REQUIRED ACTION
In the listing below, find every line containing "value" and copy it out.

INFORMATION
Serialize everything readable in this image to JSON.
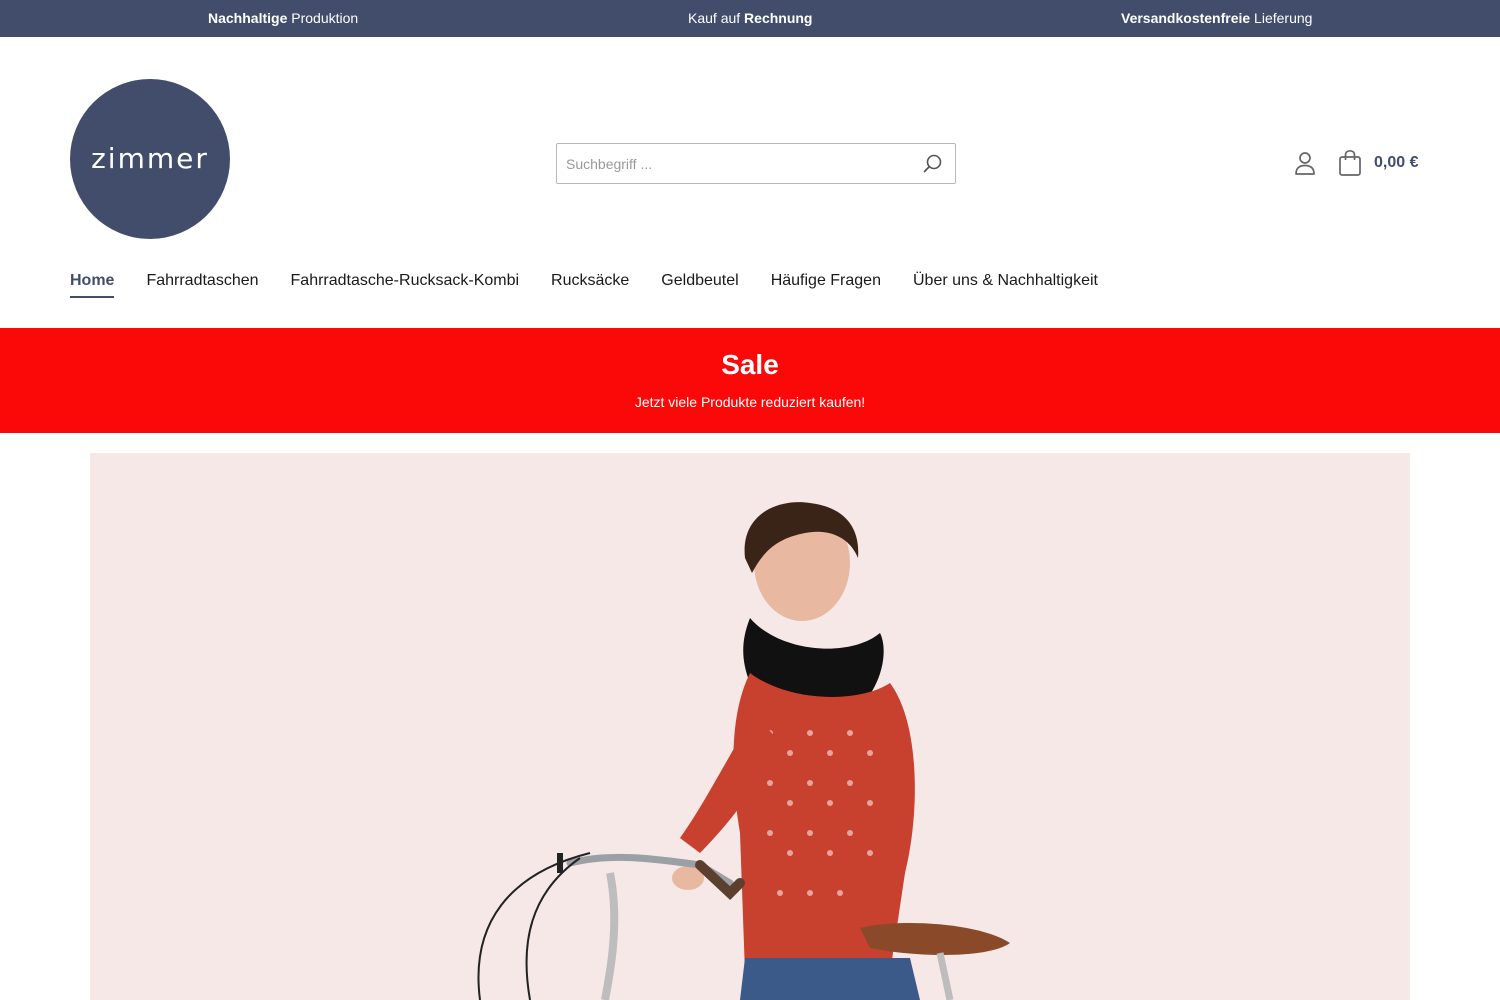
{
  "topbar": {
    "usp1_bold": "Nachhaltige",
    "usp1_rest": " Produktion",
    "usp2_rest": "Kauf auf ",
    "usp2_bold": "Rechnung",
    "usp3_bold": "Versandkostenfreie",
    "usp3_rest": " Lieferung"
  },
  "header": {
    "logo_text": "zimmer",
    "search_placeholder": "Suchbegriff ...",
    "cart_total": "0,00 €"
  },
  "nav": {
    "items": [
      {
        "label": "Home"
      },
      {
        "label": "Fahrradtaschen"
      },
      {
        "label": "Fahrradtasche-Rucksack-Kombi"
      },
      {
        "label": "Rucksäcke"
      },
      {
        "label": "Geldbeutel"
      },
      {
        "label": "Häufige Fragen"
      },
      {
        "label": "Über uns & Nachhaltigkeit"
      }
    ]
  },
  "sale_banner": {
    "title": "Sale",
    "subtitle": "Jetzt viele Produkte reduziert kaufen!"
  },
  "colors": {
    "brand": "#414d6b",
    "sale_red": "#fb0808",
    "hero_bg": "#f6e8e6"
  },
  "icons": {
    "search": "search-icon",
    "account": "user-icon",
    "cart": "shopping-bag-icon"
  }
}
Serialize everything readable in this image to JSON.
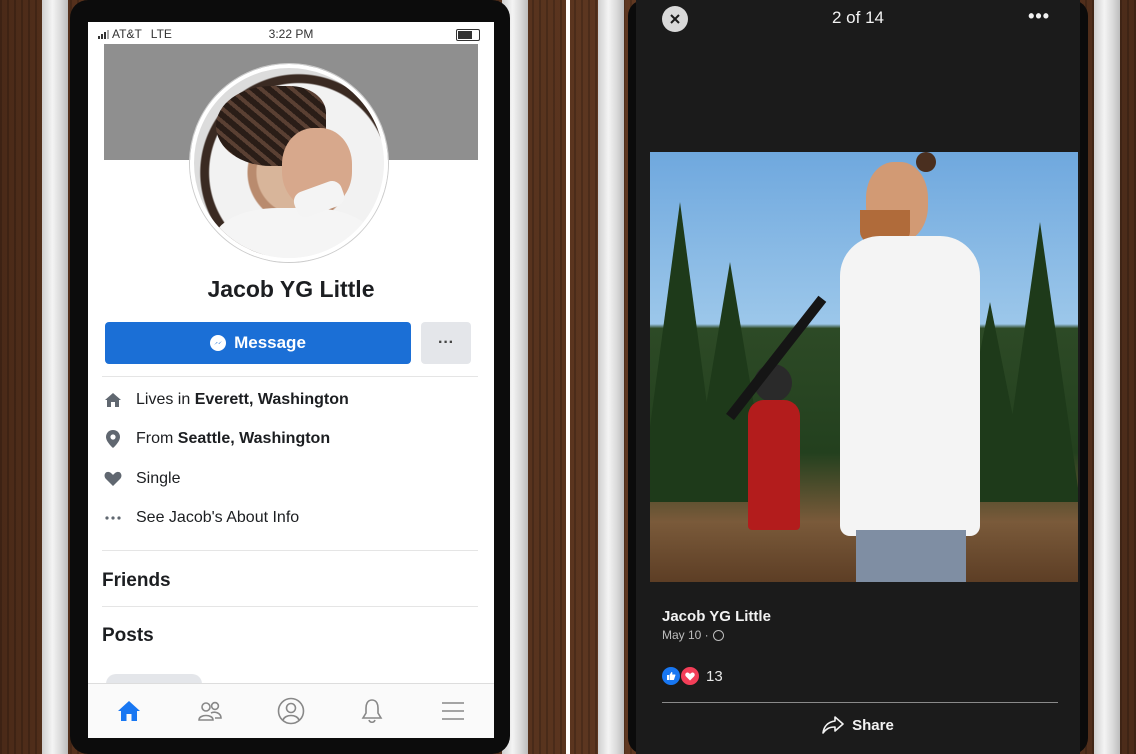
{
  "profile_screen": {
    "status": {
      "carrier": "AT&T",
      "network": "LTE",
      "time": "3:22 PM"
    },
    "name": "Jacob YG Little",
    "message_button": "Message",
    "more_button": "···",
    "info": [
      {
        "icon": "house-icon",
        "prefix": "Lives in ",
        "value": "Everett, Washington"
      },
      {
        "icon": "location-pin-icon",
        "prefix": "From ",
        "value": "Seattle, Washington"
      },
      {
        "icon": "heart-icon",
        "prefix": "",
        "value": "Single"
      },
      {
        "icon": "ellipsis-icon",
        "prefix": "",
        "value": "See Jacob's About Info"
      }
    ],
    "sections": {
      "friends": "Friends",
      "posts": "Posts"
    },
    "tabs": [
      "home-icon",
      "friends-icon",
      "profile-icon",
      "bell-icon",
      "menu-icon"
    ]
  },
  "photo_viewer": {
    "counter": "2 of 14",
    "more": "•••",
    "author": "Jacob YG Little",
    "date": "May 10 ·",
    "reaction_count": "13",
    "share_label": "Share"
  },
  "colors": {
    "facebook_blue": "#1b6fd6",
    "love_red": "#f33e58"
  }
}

EXERCISE ANSWER
        "value": "Everett, Washington"
        "value": "Seattle, Washington"
        "value": "Single"
        "value": "See Jacob's About Info"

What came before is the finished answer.